#### [Required work]
Go through the entries below, tally each line with the string "possible", and give the final number by itself.

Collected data
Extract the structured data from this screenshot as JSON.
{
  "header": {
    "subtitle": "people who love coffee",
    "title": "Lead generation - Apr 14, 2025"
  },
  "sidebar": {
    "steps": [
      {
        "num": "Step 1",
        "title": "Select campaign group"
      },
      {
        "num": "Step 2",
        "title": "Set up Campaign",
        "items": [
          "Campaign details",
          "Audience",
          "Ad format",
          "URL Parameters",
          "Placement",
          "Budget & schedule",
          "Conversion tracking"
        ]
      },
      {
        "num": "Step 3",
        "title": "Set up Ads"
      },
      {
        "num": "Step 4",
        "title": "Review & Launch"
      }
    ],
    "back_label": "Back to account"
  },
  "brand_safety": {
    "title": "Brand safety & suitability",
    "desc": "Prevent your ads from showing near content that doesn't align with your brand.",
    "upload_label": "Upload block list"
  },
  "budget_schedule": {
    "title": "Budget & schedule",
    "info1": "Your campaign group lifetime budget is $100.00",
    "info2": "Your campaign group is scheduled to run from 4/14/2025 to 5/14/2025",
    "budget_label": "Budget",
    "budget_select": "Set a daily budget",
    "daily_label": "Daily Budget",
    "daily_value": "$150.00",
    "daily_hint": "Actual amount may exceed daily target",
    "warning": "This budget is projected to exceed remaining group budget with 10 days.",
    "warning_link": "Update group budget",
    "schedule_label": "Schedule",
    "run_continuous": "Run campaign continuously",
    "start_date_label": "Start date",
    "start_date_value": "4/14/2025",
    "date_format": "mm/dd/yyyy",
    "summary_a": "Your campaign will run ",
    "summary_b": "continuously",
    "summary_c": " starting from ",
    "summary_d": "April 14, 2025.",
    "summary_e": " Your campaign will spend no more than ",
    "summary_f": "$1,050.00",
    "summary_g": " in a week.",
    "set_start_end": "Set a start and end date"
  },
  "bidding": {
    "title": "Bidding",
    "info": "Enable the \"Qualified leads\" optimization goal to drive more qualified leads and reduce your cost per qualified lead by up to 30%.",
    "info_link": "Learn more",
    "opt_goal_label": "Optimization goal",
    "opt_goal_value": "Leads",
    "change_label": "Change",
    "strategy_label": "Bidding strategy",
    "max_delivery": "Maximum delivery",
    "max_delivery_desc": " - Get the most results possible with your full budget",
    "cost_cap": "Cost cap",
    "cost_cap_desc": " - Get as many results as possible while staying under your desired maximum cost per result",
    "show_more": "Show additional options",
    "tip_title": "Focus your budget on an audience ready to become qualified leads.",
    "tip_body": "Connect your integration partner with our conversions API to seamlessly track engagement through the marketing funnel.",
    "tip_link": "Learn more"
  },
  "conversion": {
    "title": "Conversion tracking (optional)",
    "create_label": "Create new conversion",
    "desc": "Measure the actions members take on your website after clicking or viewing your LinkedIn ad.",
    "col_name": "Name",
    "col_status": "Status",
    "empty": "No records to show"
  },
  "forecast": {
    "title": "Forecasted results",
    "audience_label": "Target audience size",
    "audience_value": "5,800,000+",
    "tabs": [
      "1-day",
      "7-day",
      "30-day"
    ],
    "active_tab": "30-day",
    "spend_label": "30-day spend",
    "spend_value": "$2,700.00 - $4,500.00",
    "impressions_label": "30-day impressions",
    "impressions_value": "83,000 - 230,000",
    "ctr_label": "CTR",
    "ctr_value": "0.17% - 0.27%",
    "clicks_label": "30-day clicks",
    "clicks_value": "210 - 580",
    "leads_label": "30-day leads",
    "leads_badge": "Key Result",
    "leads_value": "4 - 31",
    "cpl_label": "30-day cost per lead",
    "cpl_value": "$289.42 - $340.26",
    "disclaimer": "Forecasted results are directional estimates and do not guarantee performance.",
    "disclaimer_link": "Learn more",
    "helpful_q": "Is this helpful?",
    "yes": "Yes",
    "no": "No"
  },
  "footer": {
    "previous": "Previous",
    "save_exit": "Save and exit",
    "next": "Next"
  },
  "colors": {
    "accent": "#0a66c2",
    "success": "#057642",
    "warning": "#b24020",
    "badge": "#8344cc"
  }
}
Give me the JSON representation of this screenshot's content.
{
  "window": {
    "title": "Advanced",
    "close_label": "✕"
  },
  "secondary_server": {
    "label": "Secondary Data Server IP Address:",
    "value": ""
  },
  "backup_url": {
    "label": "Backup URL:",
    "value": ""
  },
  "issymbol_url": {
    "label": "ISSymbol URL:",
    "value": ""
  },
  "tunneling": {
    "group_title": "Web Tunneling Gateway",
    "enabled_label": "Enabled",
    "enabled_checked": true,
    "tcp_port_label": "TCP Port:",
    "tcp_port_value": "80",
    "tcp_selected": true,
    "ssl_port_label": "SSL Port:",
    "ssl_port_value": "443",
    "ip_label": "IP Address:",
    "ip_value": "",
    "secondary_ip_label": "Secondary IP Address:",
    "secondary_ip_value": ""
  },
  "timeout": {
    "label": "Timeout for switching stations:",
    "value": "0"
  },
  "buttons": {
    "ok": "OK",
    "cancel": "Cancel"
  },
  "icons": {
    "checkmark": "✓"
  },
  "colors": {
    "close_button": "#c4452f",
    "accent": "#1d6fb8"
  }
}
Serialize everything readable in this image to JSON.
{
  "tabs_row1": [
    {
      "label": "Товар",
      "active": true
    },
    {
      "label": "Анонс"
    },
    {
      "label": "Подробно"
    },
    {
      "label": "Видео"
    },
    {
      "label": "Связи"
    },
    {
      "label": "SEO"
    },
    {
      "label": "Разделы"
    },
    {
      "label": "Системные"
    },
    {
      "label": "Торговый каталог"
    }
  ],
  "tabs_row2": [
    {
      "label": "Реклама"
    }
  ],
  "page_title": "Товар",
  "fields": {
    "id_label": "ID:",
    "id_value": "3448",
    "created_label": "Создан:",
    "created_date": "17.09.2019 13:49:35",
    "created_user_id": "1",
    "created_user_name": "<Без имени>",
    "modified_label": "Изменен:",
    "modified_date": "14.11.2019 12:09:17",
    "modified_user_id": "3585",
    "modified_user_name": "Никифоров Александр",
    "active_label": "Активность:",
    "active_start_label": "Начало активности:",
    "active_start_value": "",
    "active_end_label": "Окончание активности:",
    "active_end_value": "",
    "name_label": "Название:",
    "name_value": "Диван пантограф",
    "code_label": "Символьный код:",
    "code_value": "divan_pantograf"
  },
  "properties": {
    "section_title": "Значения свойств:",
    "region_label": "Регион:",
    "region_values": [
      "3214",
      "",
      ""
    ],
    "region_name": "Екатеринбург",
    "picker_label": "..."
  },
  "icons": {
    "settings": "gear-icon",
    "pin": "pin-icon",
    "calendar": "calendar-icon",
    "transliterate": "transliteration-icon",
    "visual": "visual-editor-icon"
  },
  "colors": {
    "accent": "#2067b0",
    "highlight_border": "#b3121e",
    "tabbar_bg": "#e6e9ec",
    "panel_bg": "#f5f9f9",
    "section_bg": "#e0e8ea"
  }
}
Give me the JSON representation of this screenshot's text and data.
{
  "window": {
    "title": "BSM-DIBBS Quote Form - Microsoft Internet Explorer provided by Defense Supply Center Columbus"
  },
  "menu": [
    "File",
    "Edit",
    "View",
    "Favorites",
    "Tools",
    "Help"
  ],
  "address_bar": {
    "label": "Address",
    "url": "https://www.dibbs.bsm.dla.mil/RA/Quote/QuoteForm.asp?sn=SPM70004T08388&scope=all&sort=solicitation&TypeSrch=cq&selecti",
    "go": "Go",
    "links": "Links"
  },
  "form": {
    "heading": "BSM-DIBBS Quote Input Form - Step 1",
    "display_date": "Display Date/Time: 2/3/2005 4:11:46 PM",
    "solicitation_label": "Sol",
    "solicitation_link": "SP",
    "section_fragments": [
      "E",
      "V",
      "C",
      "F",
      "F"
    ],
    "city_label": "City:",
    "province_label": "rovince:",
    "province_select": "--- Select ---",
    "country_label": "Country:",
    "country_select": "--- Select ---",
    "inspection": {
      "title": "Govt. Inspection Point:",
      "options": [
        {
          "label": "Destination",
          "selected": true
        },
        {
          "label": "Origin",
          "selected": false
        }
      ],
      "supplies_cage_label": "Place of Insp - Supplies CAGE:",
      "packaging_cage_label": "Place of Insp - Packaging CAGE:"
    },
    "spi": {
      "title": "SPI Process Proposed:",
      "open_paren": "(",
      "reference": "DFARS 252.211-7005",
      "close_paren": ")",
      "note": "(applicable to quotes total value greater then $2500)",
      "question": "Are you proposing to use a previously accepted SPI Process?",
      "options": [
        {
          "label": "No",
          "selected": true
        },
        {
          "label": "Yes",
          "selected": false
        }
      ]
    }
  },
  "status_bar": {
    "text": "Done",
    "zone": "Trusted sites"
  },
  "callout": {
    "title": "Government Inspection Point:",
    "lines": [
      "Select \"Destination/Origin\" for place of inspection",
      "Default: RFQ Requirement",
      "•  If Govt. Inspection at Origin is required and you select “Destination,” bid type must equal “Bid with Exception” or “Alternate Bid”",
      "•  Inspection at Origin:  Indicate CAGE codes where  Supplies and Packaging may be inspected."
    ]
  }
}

#### [Output of the task]
2